Aoifa McPartlin Education and Media Manager, WRI.

Helpline volunteers sought for Wildlife Rehab Hospital

The Wildlife Rehabilitation Hospital is appealing for volunteers to staff their National Wildlife Emergency Helpline.

Seasaimhin McCarren of Wildlife Rehabilitation Ireland explains that volunteers can work from home or if they wish from the wildlife hospital at Garlow Cross.

“We are looking for people to work a minimum of four hours a week. No knowledge of wildlife is necessary and we will provide training and mentoring,” she explains.

The helpline operates from 8am to 8pm each day and volunteers for the helpline are particularly necessary for the orphan season, when they get a lot of calls.

The aim of WRI is to provide sick, injured or orphaned wildlife the careful and skilled attention they need if they are to be rehabilitated and successfully reintegrated back to the wild.

|Seven months after opening the new hospital beside the Tara na Rí pub at Garlow Cross, outside Navan, several hundred animals have already been cared for there.

Aoife McParlin of WRI explains that the organisation has been inundated with calls since the start of the pandemic by people finding wildlife who are sick and injured.

She explains that Wildlife Rehabilitation Ireland was founded in 2010 by Emma Higgs, a veterinary nurse who had set up the Irish Seal Sanctuary and realised the need for help for wildlife in general. The hospital was set up in February at the back of Tara na Ri. Aoife explains that the McCarthy family who own the pub have plans for the site and the hospital will eventually move into the adjacent field where a purpose-built hospital will be built.

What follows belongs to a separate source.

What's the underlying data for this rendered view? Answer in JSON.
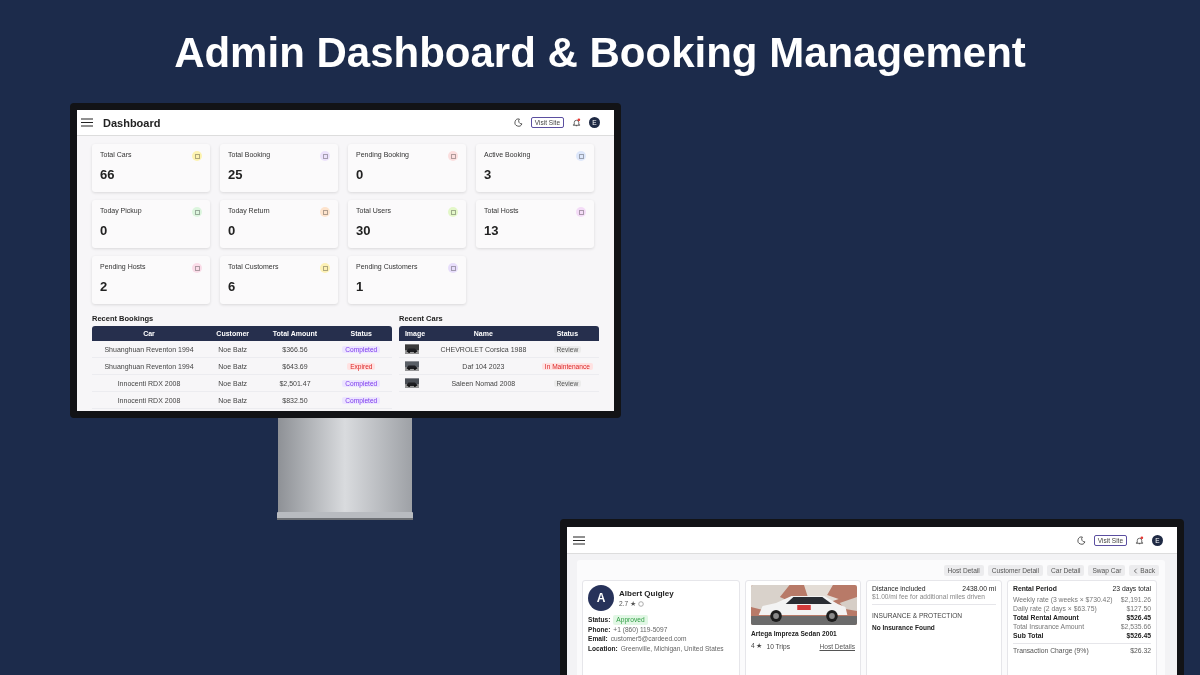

“The bigger plan is to build a wildlife and teaching hospital with a visitor centre, but for now the facilities are great and include a spacious fully furnished three-bedroom apartment to house volunteers.

“The hospital is funded by donations and manned by wonderful volunteers.”

Aoife says the most important part of their work is enabling the rescued animals be released into the wild again.

“We keep interaction between humans and animals to a minimum. Some of the very young animals may have to be bottle fed but otherwise we keep well away from them, and we have special soft release enclosures, where we monitor them from a distance and prepare them for going back into the wild.